## Data supplied
________________________

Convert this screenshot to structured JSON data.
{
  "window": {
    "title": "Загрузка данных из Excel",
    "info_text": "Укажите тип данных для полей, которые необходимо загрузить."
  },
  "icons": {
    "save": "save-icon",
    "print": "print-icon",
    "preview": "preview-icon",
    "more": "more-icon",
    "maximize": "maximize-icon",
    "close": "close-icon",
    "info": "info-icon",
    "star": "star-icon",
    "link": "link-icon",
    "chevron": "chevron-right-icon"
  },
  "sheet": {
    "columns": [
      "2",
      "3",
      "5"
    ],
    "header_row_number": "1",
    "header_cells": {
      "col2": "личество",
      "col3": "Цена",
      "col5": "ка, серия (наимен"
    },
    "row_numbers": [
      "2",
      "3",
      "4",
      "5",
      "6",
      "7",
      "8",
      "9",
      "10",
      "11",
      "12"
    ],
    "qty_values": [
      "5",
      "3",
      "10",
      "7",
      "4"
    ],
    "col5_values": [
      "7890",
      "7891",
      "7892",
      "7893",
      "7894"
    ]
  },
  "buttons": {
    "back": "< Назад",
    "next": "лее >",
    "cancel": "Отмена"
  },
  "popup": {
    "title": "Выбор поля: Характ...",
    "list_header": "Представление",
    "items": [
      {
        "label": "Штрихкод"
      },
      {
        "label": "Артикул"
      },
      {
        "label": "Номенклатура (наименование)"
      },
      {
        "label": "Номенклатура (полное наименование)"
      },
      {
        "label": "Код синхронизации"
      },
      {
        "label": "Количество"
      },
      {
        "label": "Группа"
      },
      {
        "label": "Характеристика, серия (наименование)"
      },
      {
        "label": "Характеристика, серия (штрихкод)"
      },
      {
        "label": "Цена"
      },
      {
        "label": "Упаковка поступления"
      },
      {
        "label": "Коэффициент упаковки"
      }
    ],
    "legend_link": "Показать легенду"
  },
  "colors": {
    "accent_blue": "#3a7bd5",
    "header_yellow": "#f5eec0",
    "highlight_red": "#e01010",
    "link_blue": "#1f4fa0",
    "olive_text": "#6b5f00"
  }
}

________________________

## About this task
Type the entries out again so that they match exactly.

## Result
Convert this screenshot to structured JSON data.
{
  "window": {
    "title": "Загрузка данных из Excel",
    "info_text": "Укажите тип данных для полей, которые необходимо загрузить."
  },
  "icons": {
    "save": "save-icon",
    "print": "print-icon",
    "preview": "preview-icon",
    "more": "more-icon",
    "maximize": "maximize-icon",
    "close": "close-icon",
    "info": "info-icon",
    "star": "star-icon",
    "link": "link-icon",
    "chevron": "chevron-right-icon"
  },
  "sheet": {
    "columns": [
      "2",
      "3",
      "5"
    ],
    "header_row_number": "1",
    "header_cells": {
      "col2": "личество",
      "col3": "Цена",
      "col5": "ка, серия (наимен"
    },
    "row_numbers": [
      "2",
      "3",
      "4",
      "5",
      "6",
      "7",
      "8",
      "9",
      "10",
      "11",
      "12"
    ],
    "qty_values": [
      "5",
      "3",
      "10",
      "7",
      "4"
    ],
    "col5_values": [
      "7890",
      "7891",
      "7892",
      "7893",
      "7894"
    ]
  },
  "buttons": {
    "back": "< Назад",
    "next": "лее >",
    "cancel": "Отмена"
  },
  "popup": {
    "title": "Выбор поля: Характ...",
    "list_header": "Представление",
    "items": [
      {
        "label": "Штрихкод"
      },
      {
        "label": "Артикул"
      },
      {
        "label": "Номенклатура (наименование)"
      },
      {
        "label": "Номенклатура (полное наименование)"
      },
      {
        "label": "Код синхронизации"
      },
      {
        "label": "Количество"
      },
      {
        "label": "Группа"
      },
      {
        "label": "Характеристика, серия (наименование)"
      },
      {
        "label": "Характеристика, серия (штрихкод)"
      },
      {
        "label": "Цена"
      },
      {
        "label": "Упаковка поступления"
      },
      {
        "label": "Коэффициент упаковки"
      }
    ],
    "legend_link": "Показать легенду"
  },
  "colors": {
    "accent_blue": "#3a7bd5",
    "header_yellow": "#f5eec0",
    "highlight_red": "#e01010",
    "link_blue": "#1f4fa0",
    "olive_text": "#6b5f00"
  }
}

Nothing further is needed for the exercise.